What it takes to be an F1 driver

Imagine driving the fastest cars on earth, imagine the strain this puts on your body. Fitter than football players and leaner than athletes: racing car drivers possess the most finely tuned bodies on earth.

Medical studies consent. During a race a driver must remain calm, focused and in constant communication with the technical team whilst perfectly maneuvering a highly complex vehicle around and unfamiliar track alongside competitors, travelling at speeds up to 300 kilometres/hour.

All this in an environment where one wrong move can cost lives calls for a sportsman at the very peak of physical and mental strength.

Some interesting facts related to F1 drivers:

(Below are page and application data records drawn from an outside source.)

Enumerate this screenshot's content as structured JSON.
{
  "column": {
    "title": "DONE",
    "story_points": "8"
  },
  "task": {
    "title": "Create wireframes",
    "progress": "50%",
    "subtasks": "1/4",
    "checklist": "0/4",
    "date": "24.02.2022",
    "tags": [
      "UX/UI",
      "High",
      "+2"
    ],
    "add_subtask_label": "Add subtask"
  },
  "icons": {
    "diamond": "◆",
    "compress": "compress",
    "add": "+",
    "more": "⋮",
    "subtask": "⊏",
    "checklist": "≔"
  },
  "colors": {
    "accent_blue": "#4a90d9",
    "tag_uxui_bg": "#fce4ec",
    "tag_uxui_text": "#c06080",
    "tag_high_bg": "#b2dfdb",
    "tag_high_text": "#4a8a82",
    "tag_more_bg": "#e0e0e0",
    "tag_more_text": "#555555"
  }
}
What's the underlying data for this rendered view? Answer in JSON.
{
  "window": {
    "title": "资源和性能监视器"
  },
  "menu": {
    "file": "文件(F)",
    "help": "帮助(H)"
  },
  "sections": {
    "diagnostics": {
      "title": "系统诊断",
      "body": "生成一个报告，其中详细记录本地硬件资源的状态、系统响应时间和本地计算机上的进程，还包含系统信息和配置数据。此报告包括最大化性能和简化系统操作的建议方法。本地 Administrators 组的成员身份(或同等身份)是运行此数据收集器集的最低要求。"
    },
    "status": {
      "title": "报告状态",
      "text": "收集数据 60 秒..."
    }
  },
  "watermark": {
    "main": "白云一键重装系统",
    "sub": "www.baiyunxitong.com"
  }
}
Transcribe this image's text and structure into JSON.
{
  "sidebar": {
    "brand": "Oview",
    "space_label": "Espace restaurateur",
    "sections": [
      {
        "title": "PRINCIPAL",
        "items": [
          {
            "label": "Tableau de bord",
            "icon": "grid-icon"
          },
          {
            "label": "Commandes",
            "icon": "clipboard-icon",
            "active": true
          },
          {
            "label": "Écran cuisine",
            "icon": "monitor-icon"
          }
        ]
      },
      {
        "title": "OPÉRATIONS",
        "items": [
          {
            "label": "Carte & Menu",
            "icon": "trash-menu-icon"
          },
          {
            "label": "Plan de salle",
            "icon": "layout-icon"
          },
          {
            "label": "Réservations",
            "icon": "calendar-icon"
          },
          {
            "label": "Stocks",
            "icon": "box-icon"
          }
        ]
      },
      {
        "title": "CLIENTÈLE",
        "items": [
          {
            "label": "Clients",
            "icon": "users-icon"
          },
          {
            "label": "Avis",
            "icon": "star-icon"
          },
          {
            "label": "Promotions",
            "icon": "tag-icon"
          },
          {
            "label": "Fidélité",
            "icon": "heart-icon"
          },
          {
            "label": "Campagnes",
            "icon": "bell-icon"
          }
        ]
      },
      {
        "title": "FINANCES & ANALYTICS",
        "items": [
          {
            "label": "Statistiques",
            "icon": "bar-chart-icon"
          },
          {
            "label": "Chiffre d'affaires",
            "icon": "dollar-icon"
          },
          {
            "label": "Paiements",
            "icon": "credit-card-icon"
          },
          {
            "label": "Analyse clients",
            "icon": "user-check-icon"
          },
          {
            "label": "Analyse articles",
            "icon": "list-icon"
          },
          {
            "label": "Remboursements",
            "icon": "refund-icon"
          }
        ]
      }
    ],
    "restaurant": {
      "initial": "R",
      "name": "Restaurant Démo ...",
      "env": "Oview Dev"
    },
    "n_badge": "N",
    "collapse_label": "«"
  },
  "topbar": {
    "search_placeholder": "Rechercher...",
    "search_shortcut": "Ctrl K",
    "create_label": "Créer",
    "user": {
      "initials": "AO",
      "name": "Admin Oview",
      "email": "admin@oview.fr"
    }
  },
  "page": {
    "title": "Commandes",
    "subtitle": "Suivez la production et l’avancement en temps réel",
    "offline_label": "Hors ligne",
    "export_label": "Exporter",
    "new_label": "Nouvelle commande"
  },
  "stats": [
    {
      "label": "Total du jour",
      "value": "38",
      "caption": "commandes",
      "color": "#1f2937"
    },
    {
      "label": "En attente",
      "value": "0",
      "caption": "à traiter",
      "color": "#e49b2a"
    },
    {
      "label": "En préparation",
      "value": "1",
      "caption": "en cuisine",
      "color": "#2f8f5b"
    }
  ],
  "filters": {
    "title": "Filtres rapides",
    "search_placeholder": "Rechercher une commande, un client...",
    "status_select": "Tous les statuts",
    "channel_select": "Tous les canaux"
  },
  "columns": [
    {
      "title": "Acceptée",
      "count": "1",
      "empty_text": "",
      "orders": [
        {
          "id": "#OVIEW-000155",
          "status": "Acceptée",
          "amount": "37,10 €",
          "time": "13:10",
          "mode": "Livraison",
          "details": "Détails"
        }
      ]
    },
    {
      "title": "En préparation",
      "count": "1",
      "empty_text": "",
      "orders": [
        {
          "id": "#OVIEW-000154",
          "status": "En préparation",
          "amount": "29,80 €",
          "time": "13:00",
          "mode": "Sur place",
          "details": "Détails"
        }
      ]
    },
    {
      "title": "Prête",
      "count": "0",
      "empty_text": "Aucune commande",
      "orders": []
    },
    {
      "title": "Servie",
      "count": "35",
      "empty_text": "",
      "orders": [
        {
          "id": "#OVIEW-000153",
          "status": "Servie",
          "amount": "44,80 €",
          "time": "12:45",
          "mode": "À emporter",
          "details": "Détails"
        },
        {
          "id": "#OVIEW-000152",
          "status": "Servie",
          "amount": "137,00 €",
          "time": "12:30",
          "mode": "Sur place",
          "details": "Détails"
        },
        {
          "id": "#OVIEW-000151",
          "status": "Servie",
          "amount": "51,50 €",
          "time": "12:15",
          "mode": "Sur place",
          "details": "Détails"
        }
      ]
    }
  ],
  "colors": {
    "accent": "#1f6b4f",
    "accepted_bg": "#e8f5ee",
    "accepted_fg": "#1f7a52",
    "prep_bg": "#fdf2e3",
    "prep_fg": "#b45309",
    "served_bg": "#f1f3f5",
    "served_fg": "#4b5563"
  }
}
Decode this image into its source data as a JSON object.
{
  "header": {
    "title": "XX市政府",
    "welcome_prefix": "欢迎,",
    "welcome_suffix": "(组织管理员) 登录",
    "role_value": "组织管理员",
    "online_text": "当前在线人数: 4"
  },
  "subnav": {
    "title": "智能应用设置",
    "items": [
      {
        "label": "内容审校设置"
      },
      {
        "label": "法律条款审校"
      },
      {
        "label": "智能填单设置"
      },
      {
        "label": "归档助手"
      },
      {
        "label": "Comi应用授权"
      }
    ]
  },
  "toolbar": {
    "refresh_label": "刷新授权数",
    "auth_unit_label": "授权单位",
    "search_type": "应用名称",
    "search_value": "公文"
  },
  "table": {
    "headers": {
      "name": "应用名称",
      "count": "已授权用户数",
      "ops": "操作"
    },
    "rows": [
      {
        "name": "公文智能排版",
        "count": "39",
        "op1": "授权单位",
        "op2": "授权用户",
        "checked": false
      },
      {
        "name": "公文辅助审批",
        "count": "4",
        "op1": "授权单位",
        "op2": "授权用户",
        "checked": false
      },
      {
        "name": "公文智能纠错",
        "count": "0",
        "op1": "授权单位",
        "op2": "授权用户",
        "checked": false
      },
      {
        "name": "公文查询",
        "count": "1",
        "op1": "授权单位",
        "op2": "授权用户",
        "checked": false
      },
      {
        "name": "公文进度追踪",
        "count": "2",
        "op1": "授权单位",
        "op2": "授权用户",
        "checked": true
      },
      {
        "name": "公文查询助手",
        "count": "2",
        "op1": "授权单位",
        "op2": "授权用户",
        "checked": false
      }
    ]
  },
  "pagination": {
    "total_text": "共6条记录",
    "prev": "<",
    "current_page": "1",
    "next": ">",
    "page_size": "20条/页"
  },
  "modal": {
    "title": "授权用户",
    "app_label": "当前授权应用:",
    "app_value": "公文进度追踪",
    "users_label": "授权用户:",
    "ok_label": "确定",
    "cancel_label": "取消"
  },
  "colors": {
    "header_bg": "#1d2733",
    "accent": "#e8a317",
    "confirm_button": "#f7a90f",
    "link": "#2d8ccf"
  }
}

  • They have prolonged exposure to high G forces and temperatures for little over an hour. This results in an average F1 driver losing about 4kgs of weight after just one race.
  • When an F1 driver puts brakes on his car he experiences huge retardation or deceleration. It could be compared to a regular car driving through a brick wall at the speed of 300kmph.
  • They can lose approximate 2 to 3 litres of water.
  • They have a resting heart rate of around 40 beats per minute (the average, healthy human has a resting heart rate of around 60bpm).
  • They are able to maintain a heart rate of up to 200bpm for the duration of a two hour drive (the average healthy human has a heart rate of around 150bpm during an intense gym workout).
  • They have a constant body fat ratio of around 7%, similar to that of a marathon runner just before a big race.
  • They have neck muscles able to support up to 24kg when rounding corners at high speed.